On the altar is a mosaic of a hen gathering chicks beneath her wings, remembering the words of Jesus: ‘Jerusalem, Jerusalem, you that kill the prophets and stone those who are sent to you! How often have I longed to gather your children together, as a bird gathers her brood under her wings, and you refused!’ (Luke 13:34). These words of Jesus are a moving expression of his desire to bring his people together.
Making their way through the Garden of Gethsemane, the pilgrims will eventually come to the beginning of the Via Dolorosa, the ‘Way of Suffering’. Near the start of this journey is the Church of St Anne, named for the mother of Mary. Built some time between AD 1131 and 1138, it replaced a previous Byzantine church, and 12th-century Crusaders believed a nearby grotto to be the childhood home of Mary. The acoustics in this church are considered to be some of the best in the world.
Adjacent to the Church of St Anne is the Pool of Bethesda, where Jesus healed the paralysed man (John 5:2–9).
The pilgrims will conclude their time in the Holy Land by walking the Way of the Cross. This prayerful journey ends at Calvary, at the Church of the Holy Sepulchre. This church contains the sites not only of Jesus’ crucifixion but also the tomb where he was thought to have been buried and where he rose from the dead.
The Church of the Holy Sepulchre is enormous, with many different elements, including the Altar of Crucifixion, where, encased in glass, is what is believed to be a portion of the very rock of Calvary on which Jesus died.
Underneath the Golgotha chapel is the Chapel of Adam, so named because one legend has it that Jesus was crucified over the spot Adam was buried.

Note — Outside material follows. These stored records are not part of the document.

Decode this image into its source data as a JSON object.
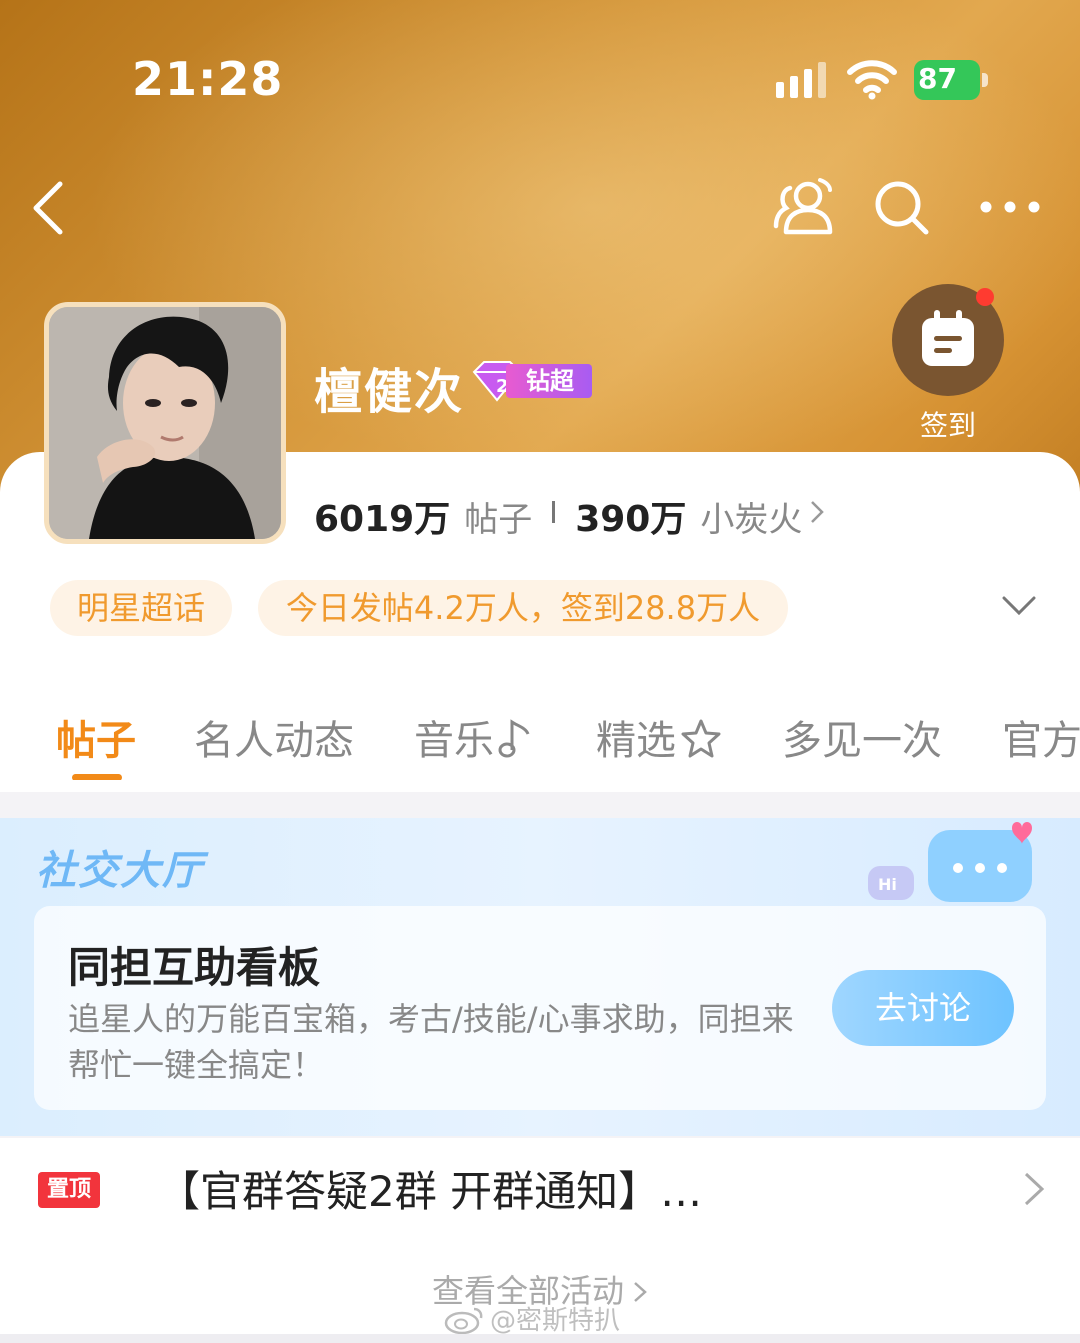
{
  "status_bar": {
    "time": "21:28",
    "battery": "87"
  },
  "topic": {
    "name": "檀健次",
    "badge_label": "钻超",
    "checkin_label": "签到"
  },
  "stats": {
    "posts_value": "6019万",
    "posts_label": "帖子",
    "fans_value": "390万",
    "fans_label": "小炭火"
  },
  "tags": {
    "category": "明星超话",
    "today": "今日发帖4.2万人，签到28.8万人"
  },
  "tabs": [
    {
      "label": "帖子",
      "active": true
    },
    {
      "label": "名人动态",
      "active": false
    },
    {
      "label": "音乐",
      "active": false
    },
    {
      "label": "精选",
      "active": false
    },
    {
      "label": "多见一次",
      "active": false
    },
    {
      "label": "官方",
      "active": false
    }
  ],
  "social_hall": {
    "title": "社交大厅",
    "card_title": "同担互助看板",
    "card_desc": "追星人的万能百宝箱，考古/技能/心事求助，同担来帮忙一键全搞定！",
    "button_label": "去讨论",
    "bubble_text": "Hi"
  },
  "pinned": {
    "badge": "置顶",
    "title": "【官群答疑2群 开群通知】…"
  },
  "view_all": "查看全部活动",
  "watermark": "@密斯特扒",
  "colors": {
    "accent": "#f28a18",
    "header": "#d39437",
    "pinned_red": "#f2343c"
  }
}
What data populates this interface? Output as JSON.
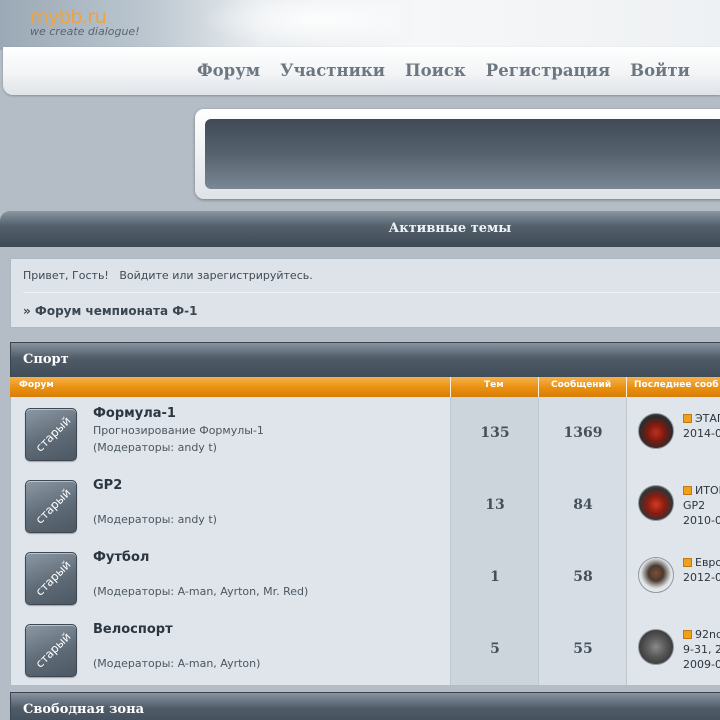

While this is only a legend, its theological resonance is powerful: Christ, the new Adam, redeems the old Adam, making possible a new creation. In fact, the rock of Calvary has a crack in it, and the story goes that this was caused by the earthquake following Jesus’ death, allowing Jesus’ blood to drip down into the grave of Adam, onto his skull, thereby securing his redemption.
From here, the pilgrims will head to Lisbon to join potentially millions of other people for World Youth Day, hopefully bringing their rich experiences in the Holy Land into another time of powerful encounter with the risen Lord.
Melbourne Catholic27 June 2023